The first church was built on this site in 1302 by King Jaume II, king of what was then the Kingdom of Mallorca. Another church was then built here in the 17th century, and the current neo-gothic structure is from the 19th century, with work finishing in 1893.
14th Century Walls in Alcudia
From the church I swung right and made my way down to the San Salvador Gate, the entrance directly opposite the Puerta de Xara but on the other side of the town. This was the main entrance gate to the town of Alcudia, from the road from Palma.
From this gate, you can go up the steps onto the top of the 14th century walls which were built to protect the town and completely encircled the town in those times.
Nowadays much of the wall has disappeared but there is still a decent walk on the walls on the side of the town that faces Pollensa Bay. And this is where I walked, enjoying the view of old Alcudia and of Pollensa Bay as I walked.
I passed a couple on the walls who looked like they were hunting for something in the thick ivy that covers the walls.

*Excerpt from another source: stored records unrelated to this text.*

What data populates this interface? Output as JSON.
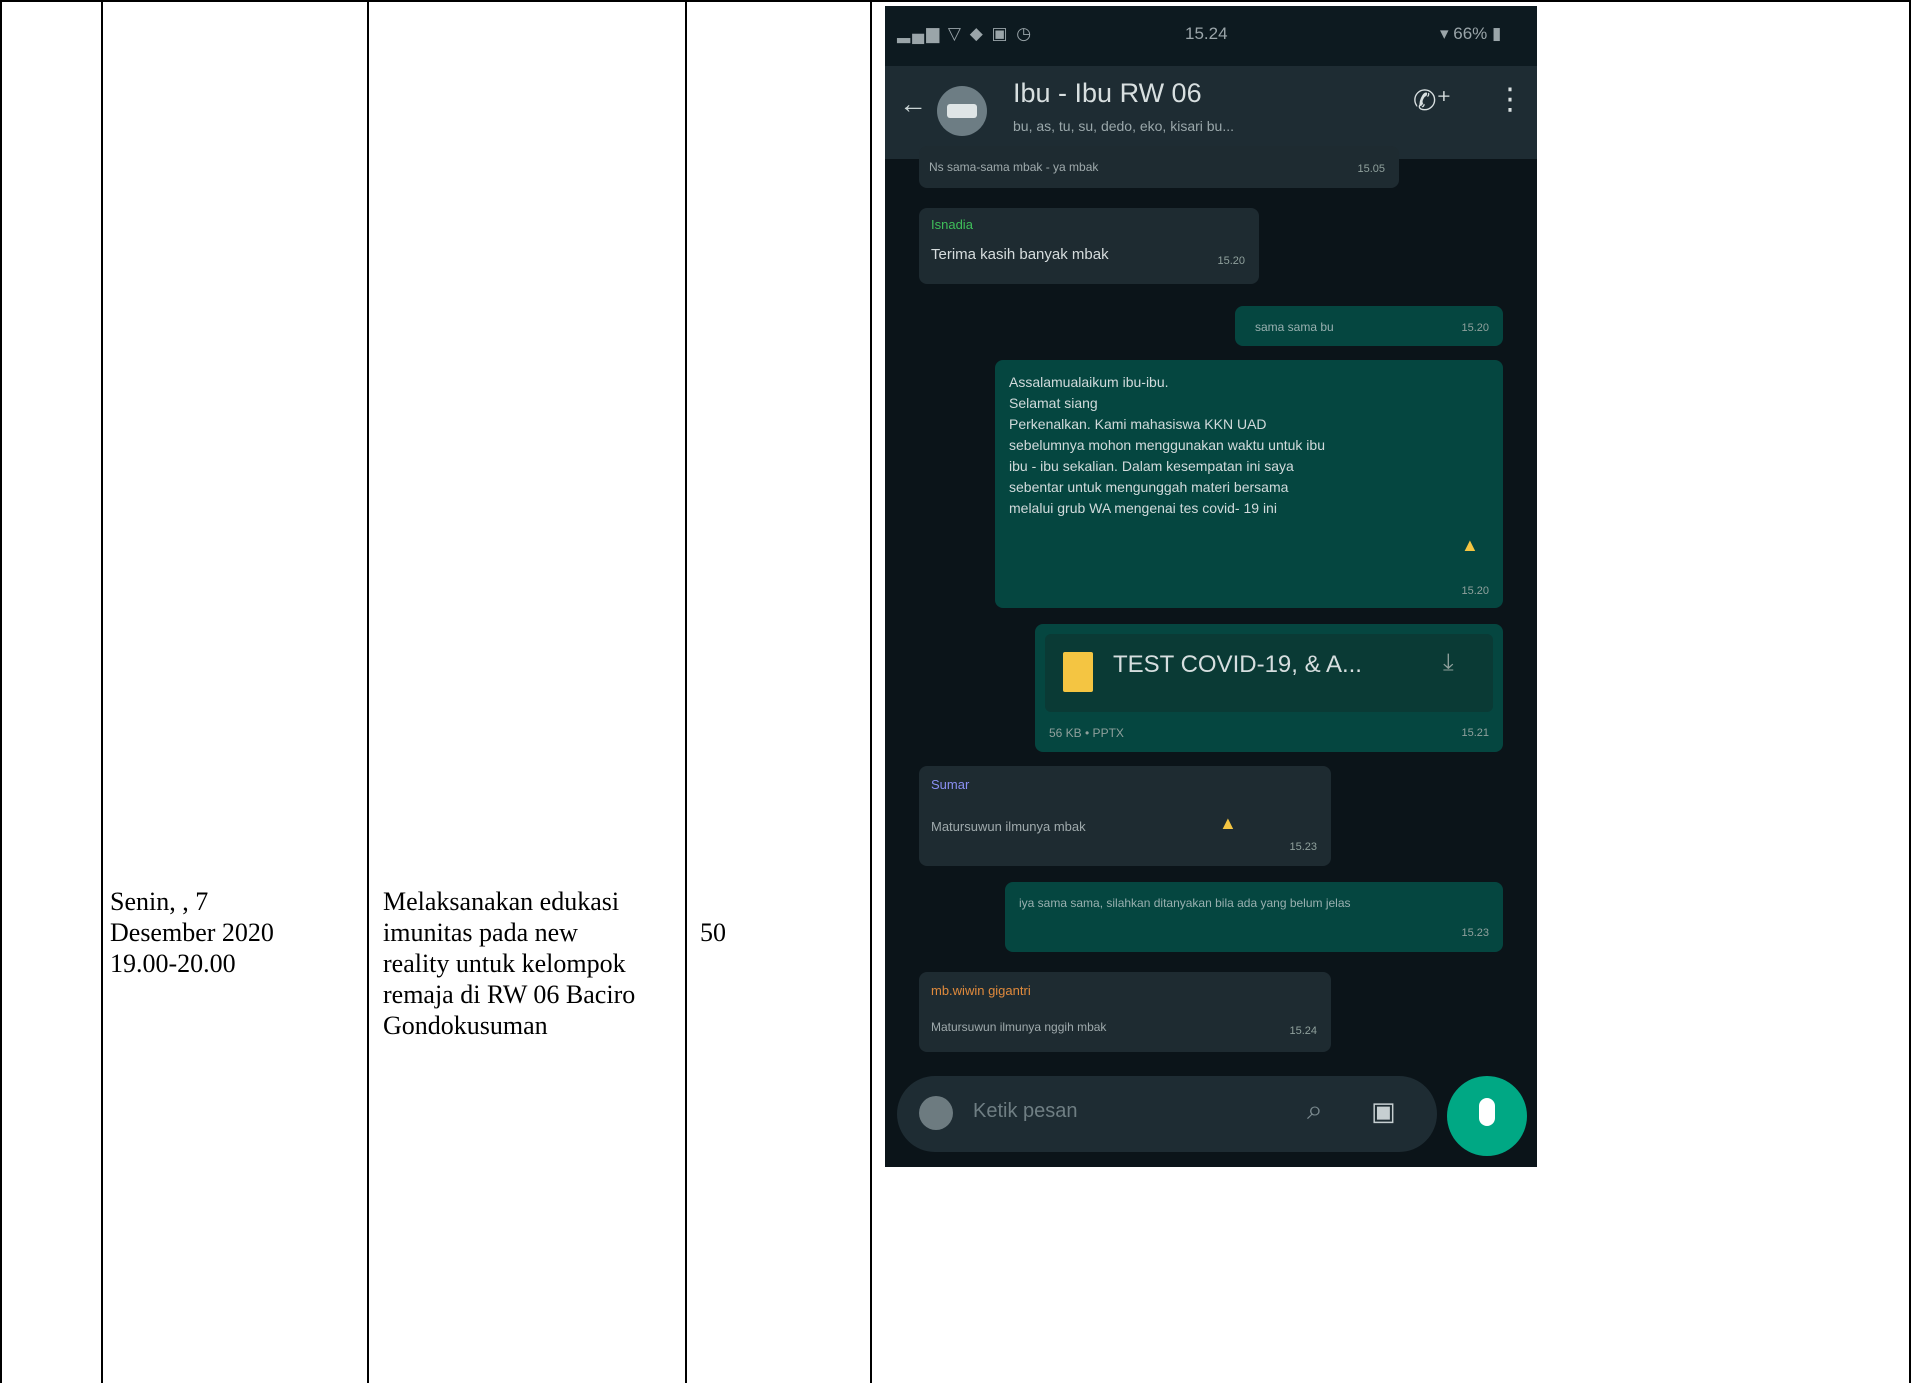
{
  "table": {
    "date": "Senin, , 7\nDesember 2020\n19.00-20.00",
    "activity": "Melaksanakan edukasi\nimunitas pada new\nreality untuk kelompok\nremaja di RW 06 Baciro\nGondokusuman",
    "count": "50"
  },
  "chat": {
    "status_time": "15.24",
    "status_battery": "66%",
    "group_name": "Ibu - Ibu RW 06",
    "group_members": "bu, as, tu, su, dedo, eko, kisari bu...",
    "messages": [
      {
        "text": "Ns sama-sama mbak - ya mbak",
        "time": "15.05"
      },
      {
        "sender": "Isnadia",
        "text": "Terima kasih banyak mbak",
        "time": "15.20"
      },
      {
        "text": "sama sama bu",
        "time": "15.20"
      },
      {
        "text": "Assalamualaikum ibu-ibu.\nSelamat siang\nPerkenalkan. Kami mahasiswa KKN UAD\nsebelumnya mohon menggunakan waktu untuk ibu\nibu - ibu sekalian. Dalam kesempatan ini saya\nsebentar untuk mengunggah materi bersama\nmelalui grub WA mengenai tes covid- 19 ini",
        "time": "15.20"
      },
      {
        "file_name": "TEST COVID-19, & A...",
        "file_meta": "56 KB • PPTX",
        "time": "15.21"
      },
      {
        "sender": "Sumar",
        "text": "Matursuwun ilmunya mbak",
        "time": "15.23"
      },
      {
        "text": "iya sama sama, silahkan ditanyakan bila ada yang belum jelas",
        "time": "15.23"
      },
      {
        "sender": "mb.wiwin gigantri",
        "text": "Matursuwun ilmunya nggih mbak",
        "time": "15.24"
      }
    ],
    "input_placeholder": "Ketik pesan"
  },
  "colors": {
    "chat_bg": "#0b1419",
    "outgoing_bubble": "#054640",
    "incoming_bubble": "#1e2b31",
    "accent_green": "#00a884",
    "file_icon": "#f4c542"
  }
}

I knew exactly what they were looking for and I had to smile to myself, knowing they wouldn’t find it.
If you want to know what the couple were hunting for, click here.
When I had walked as far around the walls as I could go, I walked down the steps and found myself opposite the bullring.
Did you know…
The bullring in Alcudia is privately owned but you can visit it. I don’t mean to watch a bull fight; I mean to discover some of Mallorca’s and Alcudia’s history.
You pay 2€ to go in and you can walk into the stadium, up the tiered stone seating and you can even look over the wall and see the bulls below.
You can spend as much time as you like imagining the great torreros or just enjoying the magnificent view of Pollensa Bay and the surrounding countryside.
Then you go to the typically Spanish bar area within the bullring, that has a very southern feel, where they normally have Flamenco music playing, and they will give you a drink. It’s all included in your 2€ entrance fee.
The Alcudia Xperience bus arrived and dropped off it’s load, reminding me what time it was: time for work. I looked around for my lift, and there was Michael in his van just pulling up with some clients who he had picked up to take to the office.
I jumped in and we set off toward the port to the office, leaving Alcudia old town behind us.
My stroll had been a short one, but I was only killing time as I was ready early for work and I thought I’d enjoy a little walk around my own town before it got busy with day visitors.
I hope you have also enjoyed this stroll around Alcudia with me and I hope that you will one day take the same stroll yourself and visit the attractive and historic centre where I live. Maybe you already have. What did you think?
Want to discover more Alcudia? Click here.
About the Author: Lisa, born and grew up in England, live in Mallorca, Spain... Have visited more than 20 countries, have twice as many to yet visit, love sharing experiences....